=== DATA SUPPLIED ===

====

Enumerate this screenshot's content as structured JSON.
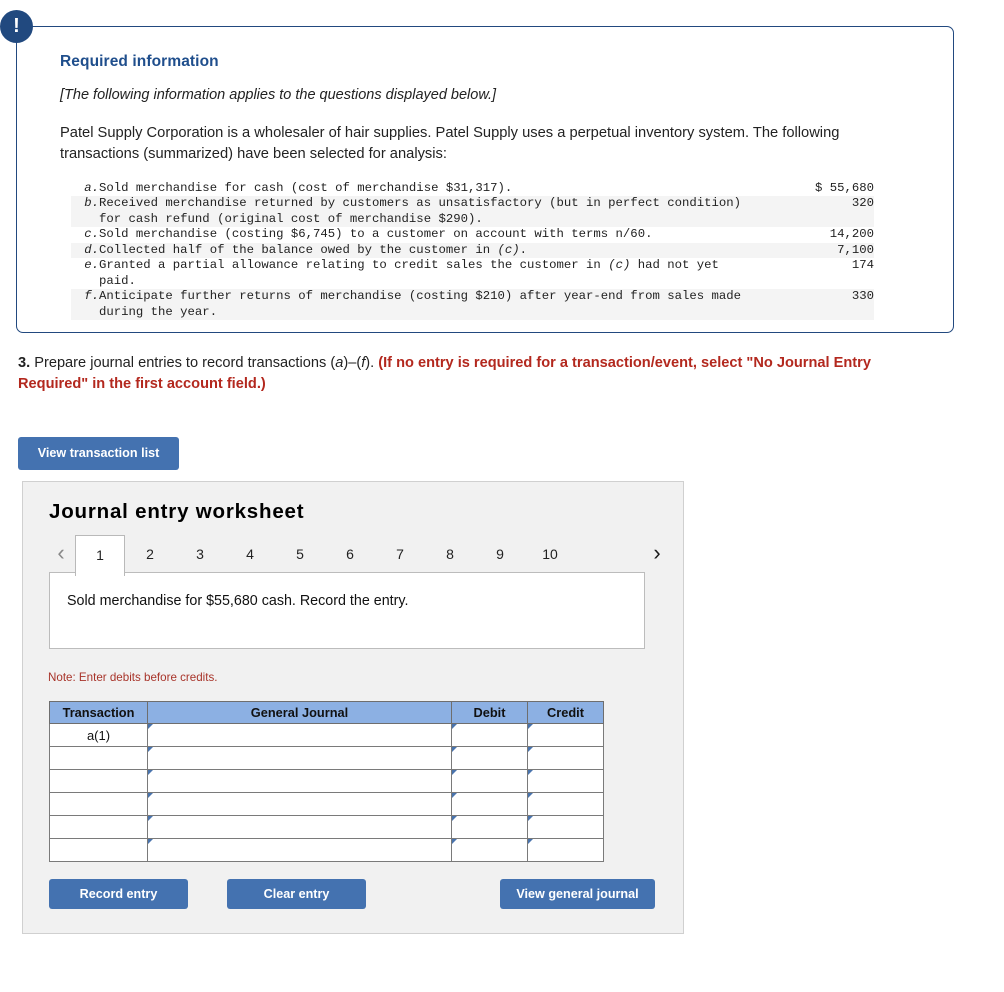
{
  "alert": {
    "icon": "exclamation-icon",
    "glyph": "!"
  },
  "info_panel": {
    "heading": "Required information",
    "applies_note": "[The following information applies to the questions displayed below.]",
    "intro": "Patel Supply Corporation is a wholesaler of hair supplies. Patel Supply uses a perpetual inventory system. The following transactions (summarized) have been selected for analysis:",
    "transactions": [
      {
        "letter": "a.",
        "desc": "Sold merchandise for cash (cost of merchandise $31,317).",
        "amount": "$ 55,680",
        "alt": false
      },
      {
        "letter": "b.",
        "desc": "Received merchandise returned by customers as unsatisfactory (but in perfect condition)\nfor cash refund (original cost of merchandise $290).",
        "amount": "320",
        "alt": true
      },
      {
        "letter": "c.",
        "desc": "Sold merchandise (costing $6,745) to a customer on account with terms n/60.",
        "amount": "14,200",
        "alt": false
      },
      {
        "letter": "d.",
        "desc": "Collected half of the balance owed by the customer in (c).",
        "amount": "7,100",
        "alt": true
      },
      {
        "letter": "e.",
        "desc": "Granted a partial allowance relating to credit sales the customer in (c) had not yet\npaid.",
        "amount": "174",
        "alt": false
      },
      {
        "letter": "f.",
        "desc": "Anticipate further returns of merchandise (costing $210) after year-end from sales made\nduring the year.",
        "amount": "330",
        "alt": true
      }
    ]
  },
  "question": {
    "number": "3.",
    "body": "Prepare journal entries to record transactions (a)–(f).",
    "highlight": "(If no entry is required for a transaction/event, select \"No Journal Entry Required\" in the first account field.)"
  },
  "view_transaction_list_label": "View transaction list",
  "worksheet": {
    "title": "Journal entry worksheet",
    "prev_icon": "chevron-left-icon",
    "next_icon": "chevron-right-icon",
    "prev_glyph": "‹",
    "next_glyph": "›",
    "tabs": [
      "1",
      "2",
      "3",
      "4",
      "5",
      "6",
      "7",
      "8",
      "9",
      "10"
    ],
    "active_tab": "1",
    "prompt": "Sold merchandise for $55,680 cash. Record the entry.",
    "note": "Note: Enter debits before credits.",
    "columns": [
      "Transaction",
      "General Journal",
      "Debit",
      "Credit"
    ],
    "rows": [
      {
        "transaction": "a(1)",
        "general_journal": "",
        "debit": "",
        "credit": ""
      },
      {
        "transaction": "",
        "general_journal": "",
        "debit": "",
        "credit": ""
      },
      {
        "transaction": "",
        "general_journal": "",
        "debit": "",
        "credit": ""
      },
      {
        "transaction": "",
        "general_journal": "",
        "debit": "",
        "credit": ""
      },
      {
        "transaction": "",
        "general_journal": "",
        "debit": "",
        "credit": ""
      },
      {
        "transaction": "",
        "general_journal": "",
        "debit": "",
        "credit": ""
      }
    ],
    "record_entry_label": "Record entry",
    "clear_entry_label": "Clear entry",
    "view_general_journal_label": "View general journal"
  },
  "colors": {
    "panel_border": "#22497f",
    "heading_blue": "#1f4e8c",
    "button_blue": "#4472b0",
    "table_header_blue": "#8cb0e3",
    "note_red": "#a8342a",
    "highlight_red": "#b3281e",
    "input_border_blue": "#6f9bd3"
  }
}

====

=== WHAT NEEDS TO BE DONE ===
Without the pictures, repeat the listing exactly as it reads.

=== EXERCISE RESPONSE ===
Enumerate this screenshot's content as structured JSON.
{
  "alert": {
    "icon": "exclamation-icon",
    "glyph": "!"
  },
  "info_panel": {
    "heading": "Required information",
    "applies_note": "[The following information applies to the questions displayed below.]",
    "intro": "Patel Supply Corporation is a wholesaler of hair supplies. Patel Supply uses a perpetual inventory system. The following transactions (summarized) have been selected for analysis:",
    "transactions": [
      {
        "letter": "a.",
        "desc": "Sold merchandise for cash (cost of merchandise $31,317).",
        "amount": "$ 55,680",
        "alt": false
      },
      {
        "letter": "b.",
        "desc": "Received merchandise returned by customers as unsatisfactory (but in perfect condition)\nfor cash refund (original cost of merchandise $290).",
        "amount": "320",
        "alt": true
      },
      {
        "letter": "c.",
        "desc": "Sold merchandise (costing $6,745) to a customer on account with terms n/60.",
        "amount": "14,200",
        "alt": false
      },
      {
        "letter": "d.",
        "desc": "Collected half of the balance owed by the customer in (c).",
        "amount": "7,100",
        "alt": true
      },
      {
        "letter": "e.",
        "desc": "Granted a partial allowance relating to credit sales the customer in (c) had not yet\npaid.",
        "amount": "174",
        "alt": false
      },
      {
        "letter": "f.",
        "desc": "Anticipate further returns of merchandise (costing $210) after year-end from sales made\nduring the year.",
        "amount": "330",
        "alt": true
      }
    ]
  },
  "question": {
    "number": "3.",
    "body": "Prepare journal entries to record transactions (a)–(f).",
    "highlight": "(If no entry is required for a transaction/event, select \"No Journal Entry Required\" in the first account field.)"
  },
  "view_transaction_list_label": "View transaction list",
  "worksheet": {
    "title": "Journal entry worksheet",
    "prev_icon": "chevron-left-icon",
    "next_icon": "chevron-right-icon",
    "prev_glyph": "‹",
    "next_glyph": "›",
    "tabs": [
      "1",
      "2",
      "3",
      "4",
      "5",
      "6",
      "7",
      "8",
      "9",
      "10"
    ],
    "active_tab": "1",
    "prompt": "Sold merchandise for $55,680 cash. Record the entry.",
    "note": "Note: Enter debits before credits.",
    "columns": [
      "Transaction",
      "General Journal",
      "Debit",
      "Credit"
    ],
    "rows": [
      {
        "transaction": "a(1)",
        "general_journal": "",
        "debit": "",
        "credit": ""
      },
      {
        "transaction": "",
        "general_journal": "",
        "debit": "",
        "credit": ""
      },
      {
        "transaction": "",
        "general_journal": "",
        "debit": "",
        "credit": ""
      },
      {
        "transaction": "",
        "general_journal": "",
        "debit": "",
        "credit": ""
      },
      {
        "transaction": "",
        "general_journal": "",
        "debit": "",
        "credit": ""
      },
      {
        "transaction": "",
        "general_journal": "",
        "debit": "",
        "credit": ""
      }
    ],
    "record_entry_label": "Record entry",
    "clear_entry_label": "Clear entry",
    "view_general_journal_label": "View general journal"
  },
  "colors": {
    "panel_border": "#22497f",
    "heading_blue": "#1f4e8c",
    "button_blue": "#4472b0",
    "table_header_blue": "#8cb0e3",
    "note_red": "#a8342a",
    "highlight_red": "#b3281e",
    "input_border_blue": "#6f9bd3"
  }
}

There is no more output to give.